* _REQUIRED ACTION_
Give back every entry in full, exactly as it reads.

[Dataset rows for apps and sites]

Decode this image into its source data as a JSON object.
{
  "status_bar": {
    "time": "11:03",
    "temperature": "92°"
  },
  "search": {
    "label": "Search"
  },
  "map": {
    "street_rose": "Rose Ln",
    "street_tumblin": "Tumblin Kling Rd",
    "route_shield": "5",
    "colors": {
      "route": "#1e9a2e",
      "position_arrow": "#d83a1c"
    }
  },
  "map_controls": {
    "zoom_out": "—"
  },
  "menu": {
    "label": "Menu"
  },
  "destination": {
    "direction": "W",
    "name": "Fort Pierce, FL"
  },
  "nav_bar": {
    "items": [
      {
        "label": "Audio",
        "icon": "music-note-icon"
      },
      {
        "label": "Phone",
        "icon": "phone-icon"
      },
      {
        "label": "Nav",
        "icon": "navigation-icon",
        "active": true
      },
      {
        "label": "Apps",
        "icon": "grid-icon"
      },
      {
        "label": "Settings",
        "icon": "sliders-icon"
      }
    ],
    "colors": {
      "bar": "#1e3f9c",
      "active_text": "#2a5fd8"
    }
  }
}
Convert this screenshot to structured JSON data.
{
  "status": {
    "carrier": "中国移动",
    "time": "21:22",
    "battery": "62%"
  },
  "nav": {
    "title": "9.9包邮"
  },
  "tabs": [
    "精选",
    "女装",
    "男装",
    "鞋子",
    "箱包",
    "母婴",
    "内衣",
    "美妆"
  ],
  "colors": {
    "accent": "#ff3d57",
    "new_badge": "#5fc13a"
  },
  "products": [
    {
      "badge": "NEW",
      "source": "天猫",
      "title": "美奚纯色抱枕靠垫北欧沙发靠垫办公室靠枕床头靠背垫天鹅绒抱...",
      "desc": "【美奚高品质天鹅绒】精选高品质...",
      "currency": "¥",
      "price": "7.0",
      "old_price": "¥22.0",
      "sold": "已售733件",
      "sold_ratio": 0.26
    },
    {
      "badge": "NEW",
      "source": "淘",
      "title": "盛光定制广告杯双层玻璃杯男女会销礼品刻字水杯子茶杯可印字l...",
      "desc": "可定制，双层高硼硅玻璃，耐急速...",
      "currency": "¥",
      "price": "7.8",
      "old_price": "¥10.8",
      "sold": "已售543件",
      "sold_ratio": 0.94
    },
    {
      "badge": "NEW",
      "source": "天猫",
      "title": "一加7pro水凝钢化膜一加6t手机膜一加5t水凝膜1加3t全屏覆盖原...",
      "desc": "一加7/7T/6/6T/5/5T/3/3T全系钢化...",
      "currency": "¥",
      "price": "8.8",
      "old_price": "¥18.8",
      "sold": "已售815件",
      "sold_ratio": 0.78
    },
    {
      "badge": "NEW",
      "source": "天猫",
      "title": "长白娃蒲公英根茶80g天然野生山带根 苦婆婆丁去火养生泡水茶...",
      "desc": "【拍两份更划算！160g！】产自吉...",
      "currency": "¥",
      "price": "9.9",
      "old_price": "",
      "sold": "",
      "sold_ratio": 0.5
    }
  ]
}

* _RESPONSE_
Decode this image into its source data as a JSON object.
{
  "status_bar": {
    "time": "11:03",
    "temperature": "92°"
  },
  "search": {
    "label": "Search"
  },
  "map": {
    "street_rose": "Rose Ln",
    "street_tumblin": "Tumblin Kling Rd",
    "route_shield": "5",
    "colors": {
      "route": "#1e9a2e",
      "position_arrow": "#d83a1c"
    }
  },
  "map_controls": {
    "zoom_out": "—"
  },
  "menu": {
    "label": "Menu"
  },
  "destination": {
    "direction": "W",
    "name": "Fort Pierce, FL"
  },
  "nav_bar": {
    "items": [
      {
        "label": "Audio",
        "icon": "music-note-icon"
      },
      {
        "label": "Phone",
        "icon": "phone-icon"
      },
      {
        "label": "Nav",
        "icon": "navigation-icon",
        "active": true
      },
      {
        "label": "Apps",
        "icon": "grid-icon"
      },
      {
        "label": "Settings",
        "icon": "sliders-icon"
      }
    ],
    "colors": {
      "bar": "#1e3f9c",
      "active_text": "#2a5fd8"
    }
  }
}
Convert this screenshot to structured JSON data.
{
  "status": {
    "carrier": "中国移动",
    "time": "21:22",
    "battery": "62%"
  },
  "nav": {
    "title": "9.9包邮"
  },
  "tabs": [
    "精选",
    "女装",
    "男装",
    "鞋子",
    "箱包",
    "母婴",
    "内衣",
    "美妆"
  ],
  "colors": {
    "accent": "#ff3d57",
    "new_badge": "#5fc13a"
  },
  "products": [
    {
      "badge": "NEW",
      "source": "天猫",
      "title": "美奚纯色抱枕靠垫北欧沙发靠垫办公室靠枕床头靠背垫天鹅绒抱...",
      "desc": "【美奚高品质天鹅绒】精选高品质...",
      "currency": "¥",
      "price": "7.0",
      "old_price": "¥22.0",
      "sold": "已售733件",
      "sold_ratio": 0.26
    },
    {
      "badge": "NEW",
      "source": "淘",
      "title": "盛光定制广告杯双层玻璃杯男女会销礼品刻字水杯子茶杯可印字l...",
      "desc": "可定制，双层高硼硅玻璃，耐急速...",
      "currency": "¥",
      "price": "7.8",
      "old_price": "¥10.8",
      "sold": "已售543件",
      "sold_ratio": 0.94
    },
    {
      "badge": "NEW",
      "source": "天猫",
      "title": "一加7pro水凝钢化膜一加6t手机膜一加5t水凝膜1加3t全屏覆盖原...",
      "desc": "一加7/7T/6/6T/5/5T/3/3T全系钢化...",
      "currency": "¥",
      "price": "8.8",
      "old_price": "¥18.8",
      "sold": "已售815件",
      "sold_ratio": 0.78
    },
    {
      "badge": "NEW",
      "source": "天猫",
      "title": "长白娃蒲公英根茶80g天然野生山带根 苦婆婆丁去火养生泡水茶...",
      "desc": "【拍两份更划算！160g！】产自吉...",
      "currency": "¥",
      "price": "9.9",
      "old_price": "",
      "sold": "",
      "sold_ratio": 0.5
    }
  ]
}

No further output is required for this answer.